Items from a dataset
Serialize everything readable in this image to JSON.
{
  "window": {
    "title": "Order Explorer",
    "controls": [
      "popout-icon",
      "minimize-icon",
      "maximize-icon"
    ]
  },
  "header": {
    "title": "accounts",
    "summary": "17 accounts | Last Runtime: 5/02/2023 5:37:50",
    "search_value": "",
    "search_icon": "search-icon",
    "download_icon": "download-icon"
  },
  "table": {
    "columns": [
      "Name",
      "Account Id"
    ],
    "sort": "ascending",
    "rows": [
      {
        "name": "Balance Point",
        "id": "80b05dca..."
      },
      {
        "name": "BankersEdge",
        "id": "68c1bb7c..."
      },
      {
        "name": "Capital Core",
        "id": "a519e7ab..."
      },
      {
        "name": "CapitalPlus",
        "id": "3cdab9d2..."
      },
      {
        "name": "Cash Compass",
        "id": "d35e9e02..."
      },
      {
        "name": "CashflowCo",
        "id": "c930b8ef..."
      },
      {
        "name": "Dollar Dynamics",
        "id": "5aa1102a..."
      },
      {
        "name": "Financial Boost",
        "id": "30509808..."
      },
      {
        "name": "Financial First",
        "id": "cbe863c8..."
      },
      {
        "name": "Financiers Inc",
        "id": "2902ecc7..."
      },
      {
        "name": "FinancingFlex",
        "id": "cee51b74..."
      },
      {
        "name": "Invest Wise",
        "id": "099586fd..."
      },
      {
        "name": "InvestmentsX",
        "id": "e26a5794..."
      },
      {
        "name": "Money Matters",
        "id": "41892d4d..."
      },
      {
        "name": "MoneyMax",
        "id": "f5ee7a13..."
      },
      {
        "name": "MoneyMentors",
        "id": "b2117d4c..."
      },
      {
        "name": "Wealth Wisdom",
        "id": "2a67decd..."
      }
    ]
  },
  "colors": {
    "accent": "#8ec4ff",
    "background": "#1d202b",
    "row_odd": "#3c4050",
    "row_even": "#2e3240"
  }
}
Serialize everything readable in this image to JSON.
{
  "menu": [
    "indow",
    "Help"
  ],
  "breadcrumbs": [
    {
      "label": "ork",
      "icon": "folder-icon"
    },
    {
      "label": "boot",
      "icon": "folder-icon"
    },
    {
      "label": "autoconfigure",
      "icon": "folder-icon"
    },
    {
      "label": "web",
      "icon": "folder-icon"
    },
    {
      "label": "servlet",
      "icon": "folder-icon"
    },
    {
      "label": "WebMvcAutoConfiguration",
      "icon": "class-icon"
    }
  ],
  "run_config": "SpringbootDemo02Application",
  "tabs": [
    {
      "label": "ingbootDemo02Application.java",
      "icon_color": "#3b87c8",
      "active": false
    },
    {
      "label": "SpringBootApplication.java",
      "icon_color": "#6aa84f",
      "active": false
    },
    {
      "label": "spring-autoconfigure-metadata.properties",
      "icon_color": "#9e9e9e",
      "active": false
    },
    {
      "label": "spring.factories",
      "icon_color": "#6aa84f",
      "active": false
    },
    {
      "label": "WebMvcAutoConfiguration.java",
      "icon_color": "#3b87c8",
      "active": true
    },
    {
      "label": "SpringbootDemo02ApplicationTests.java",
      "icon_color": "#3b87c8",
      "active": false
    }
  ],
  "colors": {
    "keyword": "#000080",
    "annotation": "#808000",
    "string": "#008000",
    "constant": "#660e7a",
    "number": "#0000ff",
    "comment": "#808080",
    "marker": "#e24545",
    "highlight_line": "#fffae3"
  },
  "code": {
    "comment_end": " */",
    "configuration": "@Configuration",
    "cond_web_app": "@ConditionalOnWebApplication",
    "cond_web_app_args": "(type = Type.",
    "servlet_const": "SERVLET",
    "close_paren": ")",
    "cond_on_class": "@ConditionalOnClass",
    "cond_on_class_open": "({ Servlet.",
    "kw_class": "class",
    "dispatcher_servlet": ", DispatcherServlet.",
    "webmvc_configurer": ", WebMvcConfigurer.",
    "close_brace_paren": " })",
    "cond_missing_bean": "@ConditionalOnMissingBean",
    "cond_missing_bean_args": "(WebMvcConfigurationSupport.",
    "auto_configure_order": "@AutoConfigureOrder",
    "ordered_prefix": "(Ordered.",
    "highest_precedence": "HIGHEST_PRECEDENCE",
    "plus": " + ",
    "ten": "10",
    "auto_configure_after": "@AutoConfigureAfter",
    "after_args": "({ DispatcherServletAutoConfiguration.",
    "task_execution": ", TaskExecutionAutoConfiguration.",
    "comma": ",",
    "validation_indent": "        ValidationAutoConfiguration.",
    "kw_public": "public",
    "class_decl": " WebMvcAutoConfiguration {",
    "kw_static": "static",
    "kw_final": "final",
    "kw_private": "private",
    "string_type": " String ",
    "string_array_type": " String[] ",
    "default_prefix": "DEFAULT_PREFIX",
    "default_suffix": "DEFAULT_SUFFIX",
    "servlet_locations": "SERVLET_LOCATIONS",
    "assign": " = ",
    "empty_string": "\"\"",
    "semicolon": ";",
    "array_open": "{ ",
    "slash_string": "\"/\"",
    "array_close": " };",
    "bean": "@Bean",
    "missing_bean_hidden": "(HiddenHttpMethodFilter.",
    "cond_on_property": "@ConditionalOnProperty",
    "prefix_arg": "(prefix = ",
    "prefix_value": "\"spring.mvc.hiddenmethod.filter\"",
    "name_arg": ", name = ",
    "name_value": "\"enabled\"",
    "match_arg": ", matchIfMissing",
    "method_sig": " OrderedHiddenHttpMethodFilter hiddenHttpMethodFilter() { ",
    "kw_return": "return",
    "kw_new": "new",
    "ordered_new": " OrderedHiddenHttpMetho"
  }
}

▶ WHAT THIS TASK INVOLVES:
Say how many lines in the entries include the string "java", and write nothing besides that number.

▶ EXPECTED ANSWER:
4